» **What you have to do**: Filter this material down to the lines that hold "JSON", copying each one.
[Opening Task input section]
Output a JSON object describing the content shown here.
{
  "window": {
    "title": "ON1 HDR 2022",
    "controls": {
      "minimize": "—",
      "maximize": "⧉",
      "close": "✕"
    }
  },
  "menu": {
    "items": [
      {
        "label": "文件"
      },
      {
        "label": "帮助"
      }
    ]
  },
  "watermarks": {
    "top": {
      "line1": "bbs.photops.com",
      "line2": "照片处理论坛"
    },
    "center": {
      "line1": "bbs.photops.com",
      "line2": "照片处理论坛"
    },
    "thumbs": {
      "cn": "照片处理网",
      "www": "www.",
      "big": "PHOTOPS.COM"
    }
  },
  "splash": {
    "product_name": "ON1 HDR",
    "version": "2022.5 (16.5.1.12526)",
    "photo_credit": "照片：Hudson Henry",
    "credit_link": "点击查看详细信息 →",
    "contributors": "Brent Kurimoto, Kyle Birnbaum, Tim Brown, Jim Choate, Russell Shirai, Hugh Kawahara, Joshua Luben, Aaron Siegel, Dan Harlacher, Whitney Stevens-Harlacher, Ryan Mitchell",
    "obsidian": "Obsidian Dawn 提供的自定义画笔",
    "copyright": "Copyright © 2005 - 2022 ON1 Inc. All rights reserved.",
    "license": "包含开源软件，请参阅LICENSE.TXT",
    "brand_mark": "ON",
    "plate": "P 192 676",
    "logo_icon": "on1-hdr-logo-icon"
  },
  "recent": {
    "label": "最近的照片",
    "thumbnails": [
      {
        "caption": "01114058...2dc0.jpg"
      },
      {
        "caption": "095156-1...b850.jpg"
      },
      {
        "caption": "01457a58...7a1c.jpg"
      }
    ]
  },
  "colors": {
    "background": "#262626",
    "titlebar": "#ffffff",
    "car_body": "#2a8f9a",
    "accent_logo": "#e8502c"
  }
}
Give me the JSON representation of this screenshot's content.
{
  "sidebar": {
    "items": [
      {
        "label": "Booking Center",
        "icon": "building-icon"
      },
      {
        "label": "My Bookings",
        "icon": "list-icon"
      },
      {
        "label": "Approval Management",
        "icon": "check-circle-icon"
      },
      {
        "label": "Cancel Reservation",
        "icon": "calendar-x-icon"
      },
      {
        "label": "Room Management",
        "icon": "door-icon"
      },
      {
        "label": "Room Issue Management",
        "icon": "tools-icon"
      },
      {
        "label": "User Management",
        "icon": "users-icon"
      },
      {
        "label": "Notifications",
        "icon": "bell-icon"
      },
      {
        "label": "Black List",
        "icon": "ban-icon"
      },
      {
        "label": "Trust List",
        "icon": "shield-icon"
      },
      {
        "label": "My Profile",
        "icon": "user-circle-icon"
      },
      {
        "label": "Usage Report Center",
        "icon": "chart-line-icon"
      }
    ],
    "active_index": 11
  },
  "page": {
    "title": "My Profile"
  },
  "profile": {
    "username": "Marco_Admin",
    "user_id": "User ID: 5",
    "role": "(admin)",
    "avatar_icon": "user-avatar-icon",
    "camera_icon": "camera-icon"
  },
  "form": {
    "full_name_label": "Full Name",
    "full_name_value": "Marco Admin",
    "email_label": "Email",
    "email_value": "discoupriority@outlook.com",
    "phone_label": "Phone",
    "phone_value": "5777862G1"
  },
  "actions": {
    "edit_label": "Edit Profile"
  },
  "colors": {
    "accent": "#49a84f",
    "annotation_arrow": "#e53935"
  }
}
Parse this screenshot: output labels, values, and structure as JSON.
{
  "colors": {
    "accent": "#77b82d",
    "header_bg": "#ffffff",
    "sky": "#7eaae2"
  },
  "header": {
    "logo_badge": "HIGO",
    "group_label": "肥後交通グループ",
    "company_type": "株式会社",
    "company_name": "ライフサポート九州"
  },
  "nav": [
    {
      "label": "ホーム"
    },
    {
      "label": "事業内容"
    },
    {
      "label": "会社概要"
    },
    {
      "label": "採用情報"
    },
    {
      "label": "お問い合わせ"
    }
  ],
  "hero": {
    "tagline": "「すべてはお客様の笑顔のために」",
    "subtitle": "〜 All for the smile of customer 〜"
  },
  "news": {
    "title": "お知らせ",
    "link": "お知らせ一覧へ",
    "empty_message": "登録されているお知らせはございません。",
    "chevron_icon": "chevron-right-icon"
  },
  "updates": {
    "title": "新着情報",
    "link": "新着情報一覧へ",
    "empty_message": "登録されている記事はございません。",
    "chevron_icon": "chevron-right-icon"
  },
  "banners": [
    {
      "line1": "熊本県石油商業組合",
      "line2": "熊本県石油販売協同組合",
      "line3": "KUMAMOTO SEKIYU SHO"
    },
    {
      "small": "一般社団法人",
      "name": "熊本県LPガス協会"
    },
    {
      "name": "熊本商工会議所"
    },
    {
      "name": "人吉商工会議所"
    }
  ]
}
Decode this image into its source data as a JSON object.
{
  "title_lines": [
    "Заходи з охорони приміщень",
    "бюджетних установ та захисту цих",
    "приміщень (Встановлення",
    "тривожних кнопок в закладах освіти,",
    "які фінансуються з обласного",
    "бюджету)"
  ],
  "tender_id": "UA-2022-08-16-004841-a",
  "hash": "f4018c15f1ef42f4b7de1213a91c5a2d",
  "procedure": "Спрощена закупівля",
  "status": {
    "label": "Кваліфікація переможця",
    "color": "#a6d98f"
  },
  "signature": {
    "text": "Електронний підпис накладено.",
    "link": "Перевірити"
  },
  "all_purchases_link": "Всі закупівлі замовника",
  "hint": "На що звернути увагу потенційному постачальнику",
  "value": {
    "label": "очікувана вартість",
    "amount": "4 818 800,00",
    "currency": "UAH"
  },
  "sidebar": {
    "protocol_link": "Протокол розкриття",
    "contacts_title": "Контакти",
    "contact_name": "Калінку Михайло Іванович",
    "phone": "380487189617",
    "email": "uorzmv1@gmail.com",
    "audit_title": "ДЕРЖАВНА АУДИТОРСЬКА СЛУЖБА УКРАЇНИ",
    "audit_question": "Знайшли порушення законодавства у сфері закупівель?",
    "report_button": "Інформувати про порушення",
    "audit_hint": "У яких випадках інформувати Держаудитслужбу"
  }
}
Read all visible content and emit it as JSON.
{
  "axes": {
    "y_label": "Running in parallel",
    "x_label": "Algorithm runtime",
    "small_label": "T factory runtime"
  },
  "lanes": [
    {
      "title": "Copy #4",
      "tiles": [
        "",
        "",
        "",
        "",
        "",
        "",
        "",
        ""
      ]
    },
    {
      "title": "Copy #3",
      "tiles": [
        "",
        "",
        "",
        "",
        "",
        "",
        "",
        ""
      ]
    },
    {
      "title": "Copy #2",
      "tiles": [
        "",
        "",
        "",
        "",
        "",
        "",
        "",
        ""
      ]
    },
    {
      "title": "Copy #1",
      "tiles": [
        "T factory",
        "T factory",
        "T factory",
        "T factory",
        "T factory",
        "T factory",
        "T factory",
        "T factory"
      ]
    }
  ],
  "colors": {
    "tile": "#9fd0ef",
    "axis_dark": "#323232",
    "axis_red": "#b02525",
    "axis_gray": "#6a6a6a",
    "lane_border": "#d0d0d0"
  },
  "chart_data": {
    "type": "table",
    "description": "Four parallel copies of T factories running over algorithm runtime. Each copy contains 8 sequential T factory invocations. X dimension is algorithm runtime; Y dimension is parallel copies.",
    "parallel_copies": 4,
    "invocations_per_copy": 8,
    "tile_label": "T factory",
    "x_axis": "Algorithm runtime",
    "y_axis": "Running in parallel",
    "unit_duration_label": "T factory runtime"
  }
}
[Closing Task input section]
» **Task answer**:
Output a JSON object describing the content shown here.
Give me the JSON representation of this screenshot's content.
Parse this screenshot: output labels, values, and structure as JSON.
Decode this image into its source data as a JSON object.
Read all visible content and emit it as JSON.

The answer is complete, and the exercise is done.